String Theory, in partnership with Lee University and the Hunter Museum of American Art, will continue its ninth season with a performance featuring violinist Philip Setzer, cellist Edward Arron, and pianist Gloria Chien. The concert will take place on Tuesday at 6:30 p.m. at the museum.
The evening’s performance, sponsored by Pinnacle Financial Partners, will include Tchaikovsky’s impassioned Piano Trio In Memory of a Great Artist, an epic work dedicated to Tchaikovsky’s friend Nikolai Rubinstein, as well as Schubert and Setzer’s Du bist die Ruh, D. 776.
Prior to the concert, “Musical Dialogues” will take place at 6 p.m. from the concert stage. Dr. Chien will lead an in-depth conversation with the musicians on their lives, inspirations, and the masterpieces being performed.
Mr. Setzer began studying violin at the age of five with his parents, both former violinists in the Cleveland Orchestra. He continued his studies with Josef Gingold and Rafael Druian, and later at the Juilliard School with Oscar Shumsky. He is a founding member of the Emerson String Quartet, which has received eight Grammy Awards, three Gramophone Awards, and the coveted Avery Fisher Prize. He has also appeared with the National Symphony, Aspen Chamber Symphony, Memphis Symphony, and Puerto Rico Symphony, among others.
As a soloist, Mr. Setzer has appeared with The Cleveland Orchestra, the Aspen Chamber Orchestra, and with the National, Memphis, New Mexico, Puerto Rico, Omaha and Anchorage symphonies.
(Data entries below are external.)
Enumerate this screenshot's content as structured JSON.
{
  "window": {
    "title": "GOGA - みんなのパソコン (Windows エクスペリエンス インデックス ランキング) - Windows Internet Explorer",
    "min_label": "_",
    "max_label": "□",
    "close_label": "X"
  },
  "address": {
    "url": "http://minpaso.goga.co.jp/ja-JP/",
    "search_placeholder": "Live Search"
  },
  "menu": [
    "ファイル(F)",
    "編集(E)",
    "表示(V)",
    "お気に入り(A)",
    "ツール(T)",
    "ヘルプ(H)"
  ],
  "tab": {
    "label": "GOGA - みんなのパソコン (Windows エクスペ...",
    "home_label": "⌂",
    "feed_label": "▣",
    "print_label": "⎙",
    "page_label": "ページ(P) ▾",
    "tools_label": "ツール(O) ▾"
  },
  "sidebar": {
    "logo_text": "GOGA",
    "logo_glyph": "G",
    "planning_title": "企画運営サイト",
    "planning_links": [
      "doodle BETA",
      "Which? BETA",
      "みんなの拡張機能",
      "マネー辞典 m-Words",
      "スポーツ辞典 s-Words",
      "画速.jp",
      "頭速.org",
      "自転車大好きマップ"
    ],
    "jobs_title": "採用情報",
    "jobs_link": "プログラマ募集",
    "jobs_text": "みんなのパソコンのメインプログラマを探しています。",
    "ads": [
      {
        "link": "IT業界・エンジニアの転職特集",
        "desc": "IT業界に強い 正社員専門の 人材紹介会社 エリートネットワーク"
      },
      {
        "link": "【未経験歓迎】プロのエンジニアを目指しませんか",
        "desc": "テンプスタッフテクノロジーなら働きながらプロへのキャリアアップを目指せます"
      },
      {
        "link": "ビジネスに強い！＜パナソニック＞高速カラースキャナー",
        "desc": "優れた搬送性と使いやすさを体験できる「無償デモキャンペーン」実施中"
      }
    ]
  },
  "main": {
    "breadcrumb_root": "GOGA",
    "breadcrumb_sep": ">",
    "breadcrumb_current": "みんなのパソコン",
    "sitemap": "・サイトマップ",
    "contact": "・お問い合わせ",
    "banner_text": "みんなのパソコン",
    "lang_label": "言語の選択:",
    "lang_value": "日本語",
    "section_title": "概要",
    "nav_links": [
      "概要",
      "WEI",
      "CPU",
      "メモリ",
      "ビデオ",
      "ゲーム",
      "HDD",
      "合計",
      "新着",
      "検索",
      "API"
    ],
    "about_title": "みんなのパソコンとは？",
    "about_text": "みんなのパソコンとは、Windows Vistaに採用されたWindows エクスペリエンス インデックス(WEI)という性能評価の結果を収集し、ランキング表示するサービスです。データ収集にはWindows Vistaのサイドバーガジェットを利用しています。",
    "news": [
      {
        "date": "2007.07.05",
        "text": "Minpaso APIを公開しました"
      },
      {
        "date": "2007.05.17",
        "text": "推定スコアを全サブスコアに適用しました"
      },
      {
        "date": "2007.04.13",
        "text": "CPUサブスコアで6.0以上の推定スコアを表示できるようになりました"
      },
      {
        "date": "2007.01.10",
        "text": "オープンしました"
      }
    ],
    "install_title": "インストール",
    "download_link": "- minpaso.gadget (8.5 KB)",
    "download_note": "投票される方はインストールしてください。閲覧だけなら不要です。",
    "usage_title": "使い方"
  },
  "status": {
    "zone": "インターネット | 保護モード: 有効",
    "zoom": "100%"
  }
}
He has performed cycles of the complete Beethoven, Bartók, and Shostakovich string quartets in the world’s musical capitals, from New York to Vienna.
Mr. Setzer is a professor of violin and chamber music at Stony Brook University in New York and has given master classes at schools around the world. He has also been a regular faculty member of the Isaac Stern Chamber Music Workshops at Carnegie Hall and the Jerusalem Music Center.
Mr. Arron has garnered recognition worldwide for his elegant musicianship, impassioned performances, and creative programming. He is currently the artistic director, host, and resident performer of the Musical Masterworks concert series in Old Lyme, Connecticut, as well as the Festival Series in Beaufort, South Carolina, and Chamber Music on Main at the Columbia Museum in Columbia, South Carolina.
He is a graduate of the Juilliard School, where he was a student of Harvey Shapiro. In 2016, Mr. Arron joined the faculty at University of Massachusetts Amherst, after having served on the faculty of New York University for many years. In 2013, he completed a 10-year residency as the artistic director of the critically-acclaimed Metropolitan Museum Artists in Concert.
Mr. Arron has performed numerous times at Carnegie’s Weill and Zankel Halls, Lincoln Center’s Alice Tully and Avery Fisher Halls, New York’s Town Hall, and the 92nd Street Y, and is a frequent performer at Bargemusic. He has participated in Yo-Yo Ma’s Silk Road Project, as well as Isaac Stern’s Jerusalem Chamber Music Encounters.
Dr. Chien, a Steinway artist, is a chamber music advocate and the founding director of String Theory at the Hunter. She made her orchestral debut at age 16 with the Boston Symphony Orchestra and has appeared as a soloist under the batons of Sergiu Comissiona, Keith Lockhart, Thomas Dausgaard, Irwin Hoffman, Benjamin Zander, and Robert Bernhardt.
She is a prize winner of the World Piano Competition, Harvard Musical Association Award, as well as the San Antonio International Piano Competition, where she also received the prize for the Best Performance of the Commissioned Work. Dr. Chien has presented solo recitals at the Isabella Stewart Gardner Museum, Harvard Musical Association, Sanibel Musical Festival, Caramoor Musical Festival, Salle Cortot in Paris, and the National Concert Hall in Taiwan.
She has also been a member of the CMS of Lincoln Center since 2012 and frequently plays at numerous venues around the country with the music society. She has emerged in recent years as one of America’s finest young chamber musicians and has been praised by well-known Boston music critic Richard Dyer for her “wondrously rich palette of colors, which she mixes with dashing bravado and with an uncanny precision of calibration.”
Dr. Chien currently serves as an artist in residence at Lee University.
Individual concert tickets are $35 for Hunter members, $45 for non-members, $10 for students with a valid student ID, and $25 for groups of 20 or more people.
For more information on String Theory at the Hunter Museum of American Art or to purchase tickets, call 414-2525 or visit http://stringtheorymusic.org/.